In a nod to current events, Dictionary.com has chosen the word "complicit" as its word of the year:
Defined as “choosing to be involved in an illegal or questionable act, especially with others,” the word is indicative of larger trends that resonated throughout the year, hitting every aspect of today’s culture from politics and news, to environmental issues, business, tech, and more.
“Lookups for the word complicit increased by nearly 300 percent in searches in 2017 as compared to 2016,” said Liz McMillan, CEO of Dictionary.com. “We continue to see a direct correlation between trending word lookups and current events, and we find it encouraging that our users are dedicated to understanding the language and words that pop up in the biggest news stories of the year.”
Searches for the term spiked several times during the year, with the first happening in March when SNL aired a skit featuring Scarlett Johansson as Ivanka pitching the new perfume, Complicit, whose tagline was "She's beautiful, she's powerful, she's complicit."
The second spike in searches occurred a few weeks later when Ivanka appeared on "CBS This Morning". Co-host Gayle King asked her about the sketch and stories that she and her husband,, were complicit in White House actions.
"If being complicit is wanting to be a force for good and to make a positive impact, then I'm complicit," Ivanka told King. "I don't know that the critics who may say that of me, if they found themselves in this very unique and unprecedented situation that I am now in, would do any differently than I'm doing. So I hope to make a positive impact.
", but, you know, I hope time will prove that I have done a good job and, much more importantly, that my father's administration is the success that I know it will be."

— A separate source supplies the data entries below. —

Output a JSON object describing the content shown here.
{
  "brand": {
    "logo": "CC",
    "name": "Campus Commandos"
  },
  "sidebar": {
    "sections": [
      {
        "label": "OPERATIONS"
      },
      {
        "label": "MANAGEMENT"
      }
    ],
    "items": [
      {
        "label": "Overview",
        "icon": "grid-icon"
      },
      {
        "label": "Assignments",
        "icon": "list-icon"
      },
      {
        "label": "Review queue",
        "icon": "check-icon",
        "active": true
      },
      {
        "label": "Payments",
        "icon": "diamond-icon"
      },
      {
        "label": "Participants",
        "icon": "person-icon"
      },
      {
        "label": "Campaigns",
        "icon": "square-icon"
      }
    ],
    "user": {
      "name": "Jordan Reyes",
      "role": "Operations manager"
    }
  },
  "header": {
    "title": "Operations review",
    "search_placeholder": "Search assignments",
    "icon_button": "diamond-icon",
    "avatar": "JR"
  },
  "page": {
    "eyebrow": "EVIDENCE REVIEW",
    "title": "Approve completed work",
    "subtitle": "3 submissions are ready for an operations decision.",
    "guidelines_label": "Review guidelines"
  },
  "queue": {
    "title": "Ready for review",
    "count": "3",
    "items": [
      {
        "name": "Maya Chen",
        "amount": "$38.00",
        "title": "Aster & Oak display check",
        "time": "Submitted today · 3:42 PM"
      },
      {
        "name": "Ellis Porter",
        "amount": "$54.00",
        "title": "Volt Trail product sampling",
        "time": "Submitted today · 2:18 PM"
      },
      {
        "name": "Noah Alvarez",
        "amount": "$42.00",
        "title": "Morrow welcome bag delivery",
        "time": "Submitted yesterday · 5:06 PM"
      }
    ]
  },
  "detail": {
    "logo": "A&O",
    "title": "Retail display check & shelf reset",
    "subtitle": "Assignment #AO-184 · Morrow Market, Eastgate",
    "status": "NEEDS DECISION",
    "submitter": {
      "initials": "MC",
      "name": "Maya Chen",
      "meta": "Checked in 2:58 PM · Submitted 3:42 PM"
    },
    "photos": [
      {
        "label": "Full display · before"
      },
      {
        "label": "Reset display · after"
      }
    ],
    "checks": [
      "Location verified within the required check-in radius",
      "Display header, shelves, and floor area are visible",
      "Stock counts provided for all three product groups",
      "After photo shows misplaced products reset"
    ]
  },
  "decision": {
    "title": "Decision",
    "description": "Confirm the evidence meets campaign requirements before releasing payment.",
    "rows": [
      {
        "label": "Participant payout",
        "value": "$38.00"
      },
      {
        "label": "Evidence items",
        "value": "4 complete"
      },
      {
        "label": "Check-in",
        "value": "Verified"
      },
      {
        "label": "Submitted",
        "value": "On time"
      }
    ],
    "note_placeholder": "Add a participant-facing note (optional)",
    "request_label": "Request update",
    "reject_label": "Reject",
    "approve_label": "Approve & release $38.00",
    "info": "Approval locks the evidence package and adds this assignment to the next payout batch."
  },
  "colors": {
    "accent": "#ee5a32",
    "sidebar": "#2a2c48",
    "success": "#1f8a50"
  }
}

A third spike occurred on 24 October, the day Arizona Republican Senatorannounced that he would not seek re-election, harshly criticizing President Trump. "I have children and grandchildren to answer to, and so, Mr. President, I will not be complicit," Flake said.